## Exercise instructions
Word for word, reproduce each line of the data below, omitting every image.

[Records from a dataset]
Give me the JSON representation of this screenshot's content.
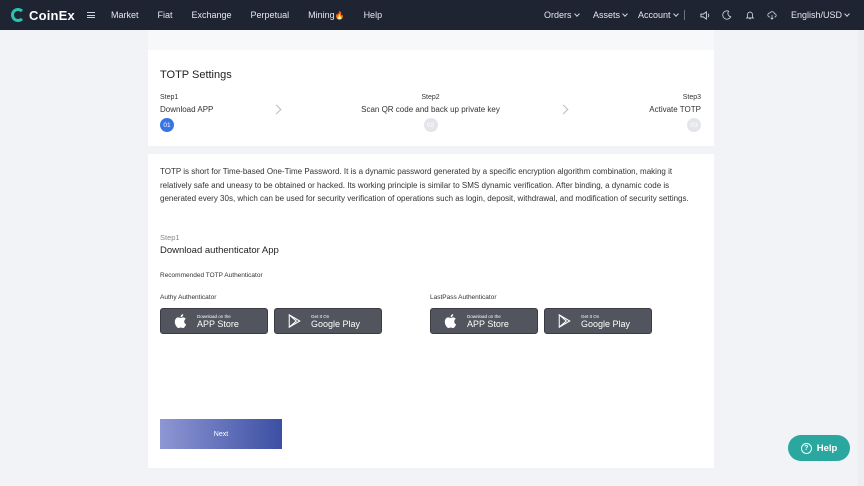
{
  "nav": {
    "logo": "CoinEx",
    "items": [
      "Market",
      "Fiat",
      "Exchange",
      "Perpetual",
      "Mining",
      "Help"
    ],
    "orders": "Orders",
    "assets": "Assets",
    "account": "Account",
    "language": "English/USD"
  },
  "page": {
    "title": "TOTP Settings",
    "steps": [
      {
        "step": "Step1",
        "label": "Download APP",
        "num": "01"
      },
      {
        "step": "Step2",
        "label": "Scan QR code and back up private key",
        "num": "02"
      },
      {
        "step": "Step3",
        "label": "Activate TOTP",
        "num": "03"
      }
    ],
    "active_step": 1,
    "description": "TOTP is short for Time-based One-Time Password. It is a dynamic password generated by a specific encryption algorithm combination, making it relatively safe and uneasy to be obtained or hacked. Its working principle is similar to SMS dynamic verification. After binding, a dynamic code is generated every 30s, which can be used for security verification of operations such as login, deposit, withdrawal, and modification of security settings.",
    "sub_step": "Step1",
    "sub_title": "Download authenticator App",
    "recommended": "Recommended TOTP Authenticator",
    "authenticators": [
      {
        "name": "Authy Authenticator"
      },
      {
        "name": "LastPass Authenticator"
      }
    ],
    "app_store": {
      "small": "Download on the",
      "big": "APP Store"
    },
    "google_play": {
      "small": "Get It On",
      "big": "Google Play"
    },
    "next": "Next"
  },
  "help_button": "Help",
  "colors": {
    "nav_bg": "#1f2433",
    "accent": "#3774e4",
    "help": "#2aa8a0",
    "brand": "#2ac3ae"
  }
}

## Answer to this exercise
Give me the JSON representation of this screenshot's content.
{
  "nav": {
    "logo": "CoinEx",
    "items": [
      "Market",
      "Fiat",
      "Exchange",
      "Perpetual",
      "Mining",
      "Help"
    ],
    "orders": "Orders",
    "assets": "Assets",
    "account": "Account",
    "language": "English/USD"
  },
  "page": {
    "title": "TOTP Settings",
    "steps": [
      {
        "step": "Step1",
        "label": "Download APP",
        "num": "01"
      },
      {
        "step": "Step2",
        "label": "Scan QR code and back up private key",
        "num": "02"
      },
      {
        "step": "Step3",
        "label": "Activate TOTP",
        "num": "03"
      }
    ],
    "active_step": 1,
    "description": "TOTP is short for Time-based One-Time Password. It is a dynamic password generated by a specific encryption algorithm combination, making it relatively safe and uneasy to be obtained or hacked. Its working principle is similar to SMS dynamic verification. After binding, a dynamic code is generated every 30s, which can be used for security verification of operations such as login, deposit, withdrawal, and modification of security settings.",
    "sub_step": "Step1",
    "sub_title": "Download authenticator App",
    "recommended": "Recommended TOTP Authenticator",
    "authenticators": [
      {
        "name": "Authy Authenticator"
      },
      {
        "name": "LastPass Authenticator"
      }
    ],
    "app_store": {
      "small": "Download on the",
      "big": "APP Store"
    },
    "google_play": {
      "small": "Get It On",
      "big": "Google Play"
    },
    "next": "Next"
  },
  "help_button": "Help",
  "colors": {
    "nav_bg": "#1f2433",
    "accent": "#3774e4",
    "help": "#2aa8a0",
    "brand": "#2ac3ae"
  }
}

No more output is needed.